- **Work task**
Where the string "from" occurs in the material below, report the whole line.

Top of Records

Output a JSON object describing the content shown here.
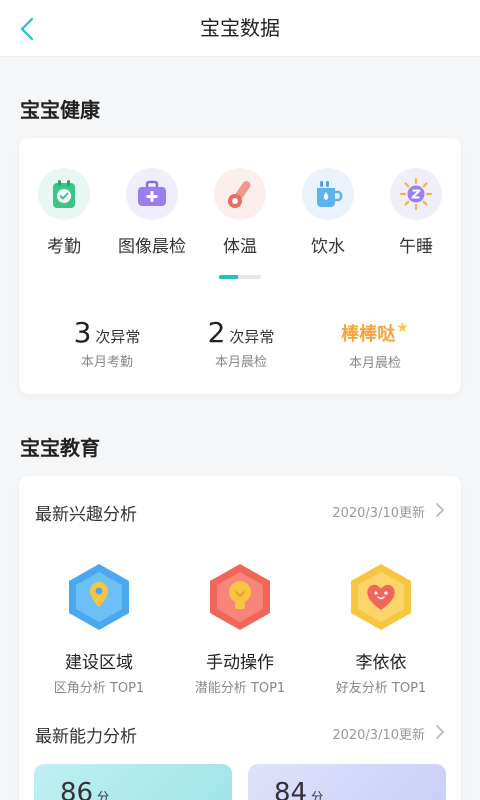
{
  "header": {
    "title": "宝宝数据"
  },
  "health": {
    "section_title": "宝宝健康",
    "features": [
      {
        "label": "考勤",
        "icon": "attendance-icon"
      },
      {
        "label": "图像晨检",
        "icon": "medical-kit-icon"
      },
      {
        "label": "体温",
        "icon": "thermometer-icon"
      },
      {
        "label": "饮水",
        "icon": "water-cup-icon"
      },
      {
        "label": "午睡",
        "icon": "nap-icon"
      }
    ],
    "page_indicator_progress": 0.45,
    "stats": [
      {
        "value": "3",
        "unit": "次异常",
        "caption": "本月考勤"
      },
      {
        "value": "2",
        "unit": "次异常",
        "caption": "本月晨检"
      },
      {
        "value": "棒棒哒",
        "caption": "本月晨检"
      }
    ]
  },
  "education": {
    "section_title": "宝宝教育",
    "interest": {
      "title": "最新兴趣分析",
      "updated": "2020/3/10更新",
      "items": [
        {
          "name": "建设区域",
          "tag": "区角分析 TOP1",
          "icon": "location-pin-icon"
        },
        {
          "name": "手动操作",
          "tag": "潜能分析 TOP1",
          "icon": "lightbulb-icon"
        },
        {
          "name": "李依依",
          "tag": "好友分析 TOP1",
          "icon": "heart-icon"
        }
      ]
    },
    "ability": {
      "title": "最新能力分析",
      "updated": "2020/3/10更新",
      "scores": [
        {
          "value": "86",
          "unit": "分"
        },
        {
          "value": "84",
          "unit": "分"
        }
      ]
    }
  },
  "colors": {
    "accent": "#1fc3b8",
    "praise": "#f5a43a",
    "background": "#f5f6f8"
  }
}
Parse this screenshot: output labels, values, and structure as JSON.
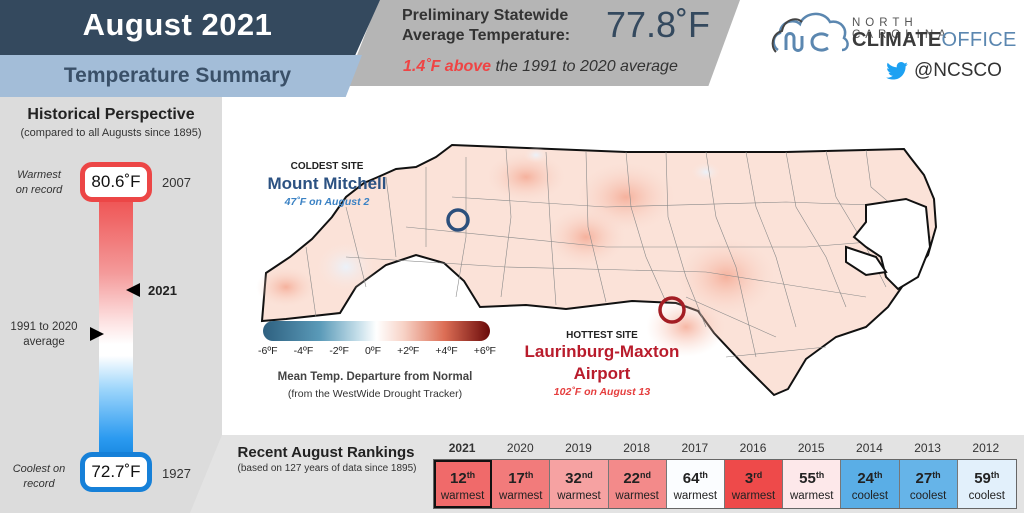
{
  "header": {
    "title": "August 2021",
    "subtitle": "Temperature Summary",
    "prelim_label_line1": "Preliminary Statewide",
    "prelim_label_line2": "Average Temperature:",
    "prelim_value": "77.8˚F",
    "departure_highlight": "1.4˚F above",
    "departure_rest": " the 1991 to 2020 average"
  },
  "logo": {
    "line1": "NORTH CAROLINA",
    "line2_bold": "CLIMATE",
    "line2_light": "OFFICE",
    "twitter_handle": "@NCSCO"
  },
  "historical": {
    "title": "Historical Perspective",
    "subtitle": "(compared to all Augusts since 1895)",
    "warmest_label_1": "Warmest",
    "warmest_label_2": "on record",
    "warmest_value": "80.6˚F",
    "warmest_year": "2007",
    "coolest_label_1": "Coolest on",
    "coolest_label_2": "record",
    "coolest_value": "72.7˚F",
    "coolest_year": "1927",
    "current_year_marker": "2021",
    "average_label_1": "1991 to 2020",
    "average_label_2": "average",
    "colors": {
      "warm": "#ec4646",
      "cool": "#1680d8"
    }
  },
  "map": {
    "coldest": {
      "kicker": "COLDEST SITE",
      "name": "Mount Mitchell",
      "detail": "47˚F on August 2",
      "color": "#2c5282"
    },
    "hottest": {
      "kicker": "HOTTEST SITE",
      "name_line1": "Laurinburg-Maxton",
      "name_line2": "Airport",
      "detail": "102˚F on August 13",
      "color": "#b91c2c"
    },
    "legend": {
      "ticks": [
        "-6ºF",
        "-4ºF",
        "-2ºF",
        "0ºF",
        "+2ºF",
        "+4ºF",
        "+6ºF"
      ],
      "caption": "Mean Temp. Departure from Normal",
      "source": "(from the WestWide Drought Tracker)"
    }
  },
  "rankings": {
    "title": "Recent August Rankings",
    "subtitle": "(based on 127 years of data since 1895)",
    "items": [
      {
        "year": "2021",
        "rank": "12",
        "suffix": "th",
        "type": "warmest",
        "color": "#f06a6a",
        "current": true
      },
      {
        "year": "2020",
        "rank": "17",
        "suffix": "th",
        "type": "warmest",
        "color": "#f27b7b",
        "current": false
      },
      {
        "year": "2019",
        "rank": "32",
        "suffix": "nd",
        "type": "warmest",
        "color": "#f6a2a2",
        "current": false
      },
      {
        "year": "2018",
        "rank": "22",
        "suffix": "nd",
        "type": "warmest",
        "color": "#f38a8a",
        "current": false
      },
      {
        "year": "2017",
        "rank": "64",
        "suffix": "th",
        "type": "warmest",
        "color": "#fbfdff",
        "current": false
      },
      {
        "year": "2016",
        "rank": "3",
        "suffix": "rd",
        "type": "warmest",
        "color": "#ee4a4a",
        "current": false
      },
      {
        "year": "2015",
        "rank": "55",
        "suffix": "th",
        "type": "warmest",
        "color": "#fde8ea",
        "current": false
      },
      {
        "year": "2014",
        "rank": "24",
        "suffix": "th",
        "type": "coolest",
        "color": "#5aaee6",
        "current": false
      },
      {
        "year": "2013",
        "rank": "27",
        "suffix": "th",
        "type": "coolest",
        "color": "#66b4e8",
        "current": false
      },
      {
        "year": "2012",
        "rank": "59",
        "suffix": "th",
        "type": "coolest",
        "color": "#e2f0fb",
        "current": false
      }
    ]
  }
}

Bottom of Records

- **Exercise result**
      "caption": "Mean Temp. Departure from Normal",
      "source": "(from the WestWide Drought Tracker)"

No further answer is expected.